1. I can’t see God.
I can’t prove God exists. I can infer that God exists because of the grandeur of the universe, but an atheist looks at the vastness of the universe and sees a cold, harsh place that doesn’t seem to point to a personal God.
I can appeal perhaps to personal religious experiences which have been formative for me, but when I look at many of those experiences, while they were personally encouraging to me, they could be as open to interpretation as the ending ofPan’s Labyrinth. (Was she crazy or did she see something? Who knows).
I can appeal to the miracles that friends of mine claim to have performed/seen–but am I unspiritual to wonder if they’re exaggerating?
Even if they were, I can understand the incredulity of someone listening to a third person account of such an event.
The biblical writers seem to ponder the invisible nature of God (warnings against idolatry, Paul’s comments in 2 Corinthians 4:18, Hebrews 11:1, etc.), but is that enough when you’re trying to have meaningful conversation about God with friends who only trust the scientific method (which evaluates the physical seen world)?
2. The universe is harsh.
Evil, pain, and suffering exist in the world, and if you buy into theistic evolution and an old earth (disclaimer: I do), then you’re left with the problem that for 100,000 years before Abraham, people were dying at 25 of hunger, disease, and brutality.
Does this point to a loving and benevolent God?
The Hebrews had a couple of different ways of processing evil in the world.
One way was proverbial wisdom (if you do right things, life goes well. If you do bad things, not so much).
Another way of dealing with evil was contemplative wisdom.
Contemplative wisdom acknowledges life as it actually is.
It readily admits that sometimes, no matter how many right things you do, good people still suffer.
Ecclesiastes pretty much says, “None of this makes sense. Obey God anyway.”
Job concludes, “Good people suffer. If God’s real, then shut your mouth.”
This can help one to see that the Bible (thankfully) offers no pat answers to the problem of evil, but it can leave a person dissatisfied.
1. Unseen Inference.
It’s a leap of faith to assume metaphysical meaning behind the universe (via beauty, spirituality, etc.).
God, like G.E. Moore’s idea of ”good” as undefinable because “good” is not a “thing” we can point to, is a subjective reality inferred by the individual. Nevertheless, many people believe that “good” exists.
In the same way, one may infer God’s existence as one infers the existence of “good” even though it can’t be seen.
Admittedly, this doesn’t necessarily deal with God’s unseen nature; however, it does reveal that people believe in many things that are inferred but not seen.
2. God & Evil.

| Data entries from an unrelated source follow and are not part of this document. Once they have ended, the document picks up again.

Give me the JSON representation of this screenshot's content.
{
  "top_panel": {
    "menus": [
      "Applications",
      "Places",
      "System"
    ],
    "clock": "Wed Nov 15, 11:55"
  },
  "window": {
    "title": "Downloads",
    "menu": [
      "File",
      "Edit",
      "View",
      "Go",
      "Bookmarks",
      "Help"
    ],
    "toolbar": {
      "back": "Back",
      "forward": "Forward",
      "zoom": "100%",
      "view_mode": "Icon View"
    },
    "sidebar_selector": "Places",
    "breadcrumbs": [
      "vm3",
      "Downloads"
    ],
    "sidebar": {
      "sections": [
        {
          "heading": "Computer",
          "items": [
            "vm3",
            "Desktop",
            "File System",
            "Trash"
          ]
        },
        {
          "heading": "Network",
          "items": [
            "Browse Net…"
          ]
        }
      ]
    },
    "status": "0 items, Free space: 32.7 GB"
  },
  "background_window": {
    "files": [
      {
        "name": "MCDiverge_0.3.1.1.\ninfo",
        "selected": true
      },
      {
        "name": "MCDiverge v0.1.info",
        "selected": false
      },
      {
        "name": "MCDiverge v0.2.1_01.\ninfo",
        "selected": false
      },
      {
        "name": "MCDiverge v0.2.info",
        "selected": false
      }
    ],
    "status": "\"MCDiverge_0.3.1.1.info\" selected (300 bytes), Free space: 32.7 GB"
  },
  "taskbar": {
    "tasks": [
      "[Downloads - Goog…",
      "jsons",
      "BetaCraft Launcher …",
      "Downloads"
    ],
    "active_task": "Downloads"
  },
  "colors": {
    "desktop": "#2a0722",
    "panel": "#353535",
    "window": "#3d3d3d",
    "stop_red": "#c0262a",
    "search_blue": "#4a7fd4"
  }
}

Even if we assume that God is real, does the presence of evil in the world diminish the reality of God or his character?
One way of answering the problem of evil is to say that God’s “elect” are elected to make the world a better place (See: N.T. Wright Surprised By Hope); however, anyone familiar with the story of Joshua may dispute this. The New Testament may offer something more compatible with this view, but considering that the New Testament narrative has only been in effect for 2,000 years, one is forced to ask, “Why did it take so long to get to this point?”
Another way of answering this which may be far less satisfying to a non-theist is to go back to Job.
Once Job “saw” God, the questions became less important.
Thomas Aquinas never finished his Summa Theologica. Why? Because he had an ecstatic, spiritual experience that caused him to declare that everything that he had done up until that time was worthless.
This may help to explain why some theists are not thrown off by the problem of evil. They aren’t appealing to reason but to their experience (as the psalmist does in Psalm 73).
The question about God’s unseen nature and the problem of evil are answered by the theist, it would seem, in the realm of religious experiences.
For the believer and unbeliever alike, it would behoove both sides to seriously consider the legitimacy of their own experience with/lack of spiritual experiences.